We went to Calle del Infierno, a huge amusement park where gypsies sell carnations and toys, kids play drop the crane for prizes and two gigantic ferris wheels spin on either end. We walked through the stalls and hamburger stands, marveling at girls in trajes riding on the rollercoasters without managing to mess up their hair (LACA’d up!).
Although I didn’t notice it so much until the weekend, it was clear that the financial meltdown affected the fair – there was a sign in most casetas called “A Feria Goer’s Manual Against the Crisis” with a guide to saving money (I didn’t bring my horse this year because they wouldn’t allow it on the metro, etc.) On Saturday especially, the fairgrounds were empty and the casetas half full. It’s odd to think about how the crisis has affected everything here, and I experience it every single day. I’m really happy to have a job because of it!
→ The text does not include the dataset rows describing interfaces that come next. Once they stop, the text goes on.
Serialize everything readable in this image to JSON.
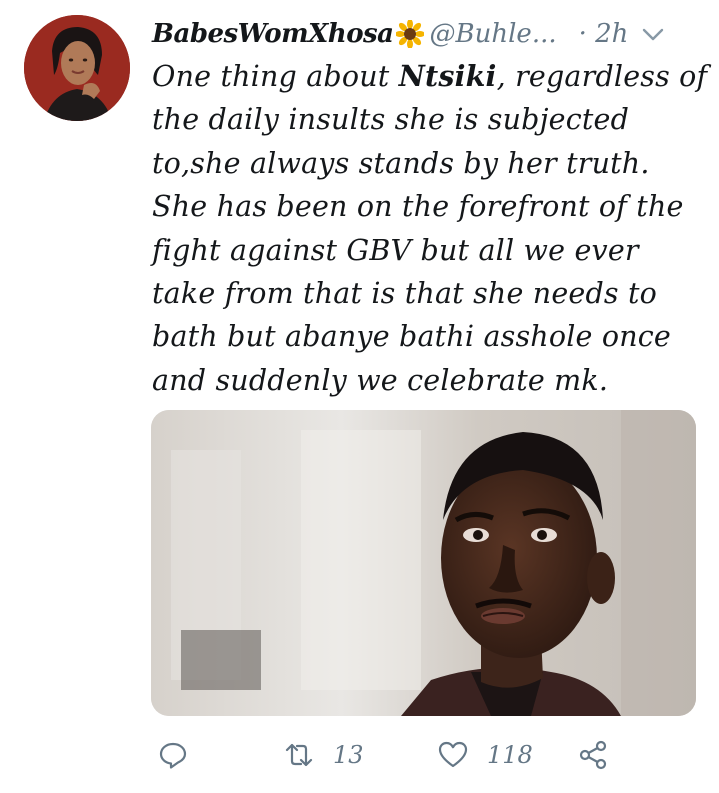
{
  "author": {
    "display_name": "BabesWomXhosa",
    "emoji_name": "sunflower-icon",
    "handle": "@Buhle...",
    "time": "· 2h"
  },
  "tweet": {
    "lines": [
      [
        "One thing about ",
        "Ntsiki",
        ", regardless of"
      ],
      "the daily insults she is subjected",
      "to,she always stands by her truth.",
      "She has been on the forefront of the",
      "fight against GBV but all we ever",
      "take from that is that she needs to",
      "bath but abanye bathi asshole once",
      "and suddenly we celebrate mk."
    ]
  },
  "actions": {
    "reply_count": "",
    "retweet_count": "13",
    "like_count": "118"
  },
  "colors": {
    "text": "#14171a",
    "secondary": "#657786"
  }
}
I am sick of writing about this because I’m still so tired from Feria and this weekend, so I will just include some more pictures. I pretty much spent the week running in and out of casetas, drinking rebujito but being more careful this year to stay sober and alternate with beer or pop, dancing sevillanas (I even succeeded in getting Kike to dance, though I’m sure he did only because he was drunk) and hosting Jeremy and Isabel, two friends who teach in Madrid, for the weekend. I really enjoyed myself, and I think now I’m able to stand on my own two feet here. I impressed people with my musing of saying I was from Chicago de la Frontera (a take on a town called Chiclana de la Frontera), firing off Spanish puns and dancing with mucho arte. Even though Kike was only down for a few days,I had no problems entertaining my roommates and coworkers and friends.
Que viva la Feria!! I’m already thinking of the color complementos I want for next year!